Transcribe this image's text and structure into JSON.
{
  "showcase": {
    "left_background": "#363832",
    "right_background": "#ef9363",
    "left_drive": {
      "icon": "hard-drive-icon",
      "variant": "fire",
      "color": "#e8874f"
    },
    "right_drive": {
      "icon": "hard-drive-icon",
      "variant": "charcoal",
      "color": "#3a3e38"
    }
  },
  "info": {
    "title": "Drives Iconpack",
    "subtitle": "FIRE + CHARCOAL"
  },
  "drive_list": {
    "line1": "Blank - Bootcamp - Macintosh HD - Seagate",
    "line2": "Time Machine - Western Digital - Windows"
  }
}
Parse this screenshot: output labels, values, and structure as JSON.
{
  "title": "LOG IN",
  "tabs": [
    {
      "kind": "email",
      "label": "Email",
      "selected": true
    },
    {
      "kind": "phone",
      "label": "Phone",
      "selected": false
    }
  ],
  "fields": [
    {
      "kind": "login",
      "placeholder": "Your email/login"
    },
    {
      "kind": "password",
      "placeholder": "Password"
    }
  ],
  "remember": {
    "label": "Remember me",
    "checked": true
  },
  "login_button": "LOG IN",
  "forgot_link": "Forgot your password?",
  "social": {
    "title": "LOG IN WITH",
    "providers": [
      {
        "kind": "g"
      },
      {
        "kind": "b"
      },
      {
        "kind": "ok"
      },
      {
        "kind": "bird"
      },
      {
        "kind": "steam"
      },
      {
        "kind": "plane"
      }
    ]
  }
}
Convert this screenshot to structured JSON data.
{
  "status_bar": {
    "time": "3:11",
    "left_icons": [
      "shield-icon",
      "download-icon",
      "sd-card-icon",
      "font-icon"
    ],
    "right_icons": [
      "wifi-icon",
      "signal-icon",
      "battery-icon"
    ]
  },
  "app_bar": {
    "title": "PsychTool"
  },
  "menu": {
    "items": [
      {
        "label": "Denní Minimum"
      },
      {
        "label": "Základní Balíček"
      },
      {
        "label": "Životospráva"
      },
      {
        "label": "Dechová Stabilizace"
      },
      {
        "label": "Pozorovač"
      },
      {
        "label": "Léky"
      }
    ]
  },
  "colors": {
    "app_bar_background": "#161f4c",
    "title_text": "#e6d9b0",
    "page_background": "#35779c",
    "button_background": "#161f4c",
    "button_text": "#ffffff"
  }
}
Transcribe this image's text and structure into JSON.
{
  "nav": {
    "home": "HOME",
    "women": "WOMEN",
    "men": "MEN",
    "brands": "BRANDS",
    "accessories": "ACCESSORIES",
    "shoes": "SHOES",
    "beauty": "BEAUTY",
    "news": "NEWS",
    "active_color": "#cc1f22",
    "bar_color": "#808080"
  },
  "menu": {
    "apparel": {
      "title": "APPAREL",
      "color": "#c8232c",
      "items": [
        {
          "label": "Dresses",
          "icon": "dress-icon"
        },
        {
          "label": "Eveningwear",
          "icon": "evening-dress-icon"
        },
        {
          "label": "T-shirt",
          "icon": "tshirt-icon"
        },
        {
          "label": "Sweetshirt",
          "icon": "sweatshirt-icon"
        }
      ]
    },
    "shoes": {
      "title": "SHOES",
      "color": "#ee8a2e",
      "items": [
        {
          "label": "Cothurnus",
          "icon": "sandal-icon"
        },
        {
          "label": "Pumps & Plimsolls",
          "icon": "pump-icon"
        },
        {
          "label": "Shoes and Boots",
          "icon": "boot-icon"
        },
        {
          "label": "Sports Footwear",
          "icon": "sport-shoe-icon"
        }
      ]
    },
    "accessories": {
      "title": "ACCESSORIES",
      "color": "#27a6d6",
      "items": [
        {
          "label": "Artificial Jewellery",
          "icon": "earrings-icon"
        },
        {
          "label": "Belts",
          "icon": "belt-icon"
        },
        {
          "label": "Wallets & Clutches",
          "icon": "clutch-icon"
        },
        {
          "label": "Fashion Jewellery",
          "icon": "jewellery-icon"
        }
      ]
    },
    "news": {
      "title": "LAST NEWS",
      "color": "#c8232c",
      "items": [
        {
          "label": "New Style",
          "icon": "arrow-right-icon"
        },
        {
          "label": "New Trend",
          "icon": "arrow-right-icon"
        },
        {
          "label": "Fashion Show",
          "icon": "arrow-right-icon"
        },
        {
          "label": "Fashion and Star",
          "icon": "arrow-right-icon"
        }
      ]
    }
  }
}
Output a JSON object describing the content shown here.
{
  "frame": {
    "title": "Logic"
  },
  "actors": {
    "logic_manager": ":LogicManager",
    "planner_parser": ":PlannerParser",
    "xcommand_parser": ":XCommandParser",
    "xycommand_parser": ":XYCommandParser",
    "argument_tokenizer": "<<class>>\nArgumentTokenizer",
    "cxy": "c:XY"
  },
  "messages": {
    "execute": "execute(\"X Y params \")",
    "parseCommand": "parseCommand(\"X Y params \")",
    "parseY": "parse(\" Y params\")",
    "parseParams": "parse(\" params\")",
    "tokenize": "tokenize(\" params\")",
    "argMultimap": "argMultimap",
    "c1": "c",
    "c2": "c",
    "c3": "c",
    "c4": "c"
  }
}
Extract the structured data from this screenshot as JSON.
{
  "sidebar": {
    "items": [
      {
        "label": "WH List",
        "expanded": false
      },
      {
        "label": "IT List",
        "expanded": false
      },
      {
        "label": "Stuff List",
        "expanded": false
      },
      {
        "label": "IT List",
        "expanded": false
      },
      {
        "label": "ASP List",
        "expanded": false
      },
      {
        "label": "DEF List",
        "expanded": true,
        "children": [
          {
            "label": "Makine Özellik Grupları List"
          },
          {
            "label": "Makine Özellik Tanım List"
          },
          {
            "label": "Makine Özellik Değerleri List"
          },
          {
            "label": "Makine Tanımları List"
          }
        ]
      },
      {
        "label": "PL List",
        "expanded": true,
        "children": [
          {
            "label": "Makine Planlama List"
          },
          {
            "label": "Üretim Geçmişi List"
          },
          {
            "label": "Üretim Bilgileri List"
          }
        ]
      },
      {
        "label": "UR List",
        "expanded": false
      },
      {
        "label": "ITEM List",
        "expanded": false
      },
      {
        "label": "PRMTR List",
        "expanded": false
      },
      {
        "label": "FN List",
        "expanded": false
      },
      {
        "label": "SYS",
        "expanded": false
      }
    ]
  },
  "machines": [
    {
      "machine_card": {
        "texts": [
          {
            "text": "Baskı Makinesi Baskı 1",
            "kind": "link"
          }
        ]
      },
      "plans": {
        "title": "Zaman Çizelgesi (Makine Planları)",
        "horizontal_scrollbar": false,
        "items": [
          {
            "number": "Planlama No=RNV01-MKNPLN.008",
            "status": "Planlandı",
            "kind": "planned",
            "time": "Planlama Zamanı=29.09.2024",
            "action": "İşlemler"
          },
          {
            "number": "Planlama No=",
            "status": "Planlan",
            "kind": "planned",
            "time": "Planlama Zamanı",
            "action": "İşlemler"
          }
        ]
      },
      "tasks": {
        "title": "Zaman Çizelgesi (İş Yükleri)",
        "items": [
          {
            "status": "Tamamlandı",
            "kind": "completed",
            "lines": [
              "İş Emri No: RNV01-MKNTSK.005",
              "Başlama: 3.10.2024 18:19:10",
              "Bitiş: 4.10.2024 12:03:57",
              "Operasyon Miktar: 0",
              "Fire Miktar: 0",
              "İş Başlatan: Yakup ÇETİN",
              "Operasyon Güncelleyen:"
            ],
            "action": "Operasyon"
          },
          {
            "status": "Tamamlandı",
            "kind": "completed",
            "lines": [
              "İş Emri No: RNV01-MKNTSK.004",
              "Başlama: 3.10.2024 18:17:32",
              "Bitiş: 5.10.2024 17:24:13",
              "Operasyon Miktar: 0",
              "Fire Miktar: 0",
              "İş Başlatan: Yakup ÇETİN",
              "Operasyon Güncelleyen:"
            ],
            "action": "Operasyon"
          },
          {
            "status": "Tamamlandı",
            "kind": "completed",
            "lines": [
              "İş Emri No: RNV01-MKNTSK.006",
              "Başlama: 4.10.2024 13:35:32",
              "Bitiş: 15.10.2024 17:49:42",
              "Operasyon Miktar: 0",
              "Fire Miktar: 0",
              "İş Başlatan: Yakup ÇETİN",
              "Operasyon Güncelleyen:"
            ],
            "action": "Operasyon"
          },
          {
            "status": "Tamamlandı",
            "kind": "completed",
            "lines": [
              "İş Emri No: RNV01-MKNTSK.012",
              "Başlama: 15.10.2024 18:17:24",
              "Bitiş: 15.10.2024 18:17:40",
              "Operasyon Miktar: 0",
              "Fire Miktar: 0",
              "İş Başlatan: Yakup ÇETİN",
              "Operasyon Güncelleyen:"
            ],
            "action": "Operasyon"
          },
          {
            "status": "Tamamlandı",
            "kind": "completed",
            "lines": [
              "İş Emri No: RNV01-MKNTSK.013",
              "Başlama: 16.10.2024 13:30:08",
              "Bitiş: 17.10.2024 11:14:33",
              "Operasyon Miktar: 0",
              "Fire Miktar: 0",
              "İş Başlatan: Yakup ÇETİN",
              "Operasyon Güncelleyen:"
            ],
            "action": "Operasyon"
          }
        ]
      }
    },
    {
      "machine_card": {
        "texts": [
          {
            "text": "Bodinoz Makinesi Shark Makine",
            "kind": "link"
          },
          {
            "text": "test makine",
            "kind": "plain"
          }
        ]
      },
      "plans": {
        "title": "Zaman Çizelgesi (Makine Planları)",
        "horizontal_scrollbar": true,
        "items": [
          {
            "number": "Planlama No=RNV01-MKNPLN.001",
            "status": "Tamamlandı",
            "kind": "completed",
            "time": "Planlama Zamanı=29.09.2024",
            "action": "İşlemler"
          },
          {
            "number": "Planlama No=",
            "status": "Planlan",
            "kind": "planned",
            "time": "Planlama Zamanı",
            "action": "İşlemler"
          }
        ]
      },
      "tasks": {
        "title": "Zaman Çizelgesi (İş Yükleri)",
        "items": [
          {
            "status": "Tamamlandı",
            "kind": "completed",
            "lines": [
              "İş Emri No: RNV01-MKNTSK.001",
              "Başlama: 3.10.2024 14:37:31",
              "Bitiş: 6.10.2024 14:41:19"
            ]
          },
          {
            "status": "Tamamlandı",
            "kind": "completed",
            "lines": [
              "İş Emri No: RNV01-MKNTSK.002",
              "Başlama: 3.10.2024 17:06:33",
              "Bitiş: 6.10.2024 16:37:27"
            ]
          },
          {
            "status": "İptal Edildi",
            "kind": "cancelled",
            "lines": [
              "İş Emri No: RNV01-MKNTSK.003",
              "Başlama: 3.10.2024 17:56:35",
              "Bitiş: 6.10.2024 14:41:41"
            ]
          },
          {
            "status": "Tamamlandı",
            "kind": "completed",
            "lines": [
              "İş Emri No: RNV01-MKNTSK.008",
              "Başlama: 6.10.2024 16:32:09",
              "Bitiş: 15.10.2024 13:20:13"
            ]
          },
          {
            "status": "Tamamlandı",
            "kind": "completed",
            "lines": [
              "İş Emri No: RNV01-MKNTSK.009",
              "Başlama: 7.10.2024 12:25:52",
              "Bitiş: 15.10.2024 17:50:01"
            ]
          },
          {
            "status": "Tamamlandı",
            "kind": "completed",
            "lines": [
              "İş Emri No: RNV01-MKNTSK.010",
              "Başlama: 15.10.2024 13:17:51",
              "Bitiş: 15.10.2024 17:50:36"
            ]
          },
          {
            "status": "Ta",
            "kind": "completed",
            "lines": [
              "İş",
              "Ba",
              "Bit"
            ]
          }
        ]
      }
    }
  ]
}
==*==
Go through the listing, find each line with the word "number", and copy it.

Result for this task:
            "number": "Planlama No=RNV01-MKNPLN.008",
            "number": "Planlama No=",
            "number": "Planlama No=RNV01-MKNPLN.001",
            "number": "Planlama No=",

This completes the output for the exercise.